Retype the entire listing, keeping every word as it is.

= = = =

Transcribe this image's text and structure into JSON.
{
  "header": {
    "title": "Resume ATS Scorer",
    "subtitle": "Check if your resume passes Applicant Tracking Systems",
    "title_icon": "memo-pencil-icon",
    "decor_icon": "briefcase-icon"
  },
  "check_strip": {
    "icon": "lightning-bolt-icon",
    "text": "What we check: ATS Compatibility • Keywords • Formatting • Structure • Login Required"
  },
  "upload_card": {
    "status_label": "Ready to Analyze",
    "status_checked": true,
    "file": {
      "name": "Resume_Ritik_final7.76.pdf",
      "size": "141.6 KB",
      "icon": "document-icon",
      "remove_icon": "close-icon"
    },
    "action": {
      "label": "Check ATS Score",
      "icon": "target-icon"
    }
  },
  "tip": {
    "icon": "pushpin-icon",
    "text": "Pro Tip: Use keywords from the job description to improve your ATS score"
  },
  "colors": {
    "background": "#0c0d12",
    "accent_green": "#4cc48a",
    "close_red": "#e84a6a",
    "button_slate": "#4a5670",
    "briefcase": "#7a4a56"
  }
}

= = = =

#### FINISHED EXERCISE
Transcribe this image's text and structure into JSON.
{
  "header": {
    "title": "Resume ATS Scorer",
    "subtitle": "Check if your resume passes Applicant Tracking Systems",
    "title_icon": "memo-pencil-icon",
    "decor_icon": "briefcase-icon"
  },
  "check_strip": {
    "icon": "lightning-bolt-icon",
    "text": "What we check: ATS Compatibility • Keywords • Formatting • Structure • Login Required"
  },
  "upload_card": {
    "status_label": "Ready to Analyze",
    "status_checked": true,
    "file": {
      "name": "Resume_Ritik_final7.76.pdf",
      "size": "141.6 KB",
      "icon": "document-icon",
      "remove_icon": "close-icon"
    },
    "action": {
      "label": "Check ATS Score",
      "icon": "target-icon"
    }
  },
  "tip": {
    "icon": "pushpin-icon",
    "text": "Pro Tip: Use keywords from the job description to improve your ATS score"
  },
  "colors": {
    "background": "#0c0d12",
    "accent_green": "#4cc48a",
    "close_red": "#e84a6a",
    "button_slate": "#4a5670",
    "briefcase": "#7a4a56"
  }
}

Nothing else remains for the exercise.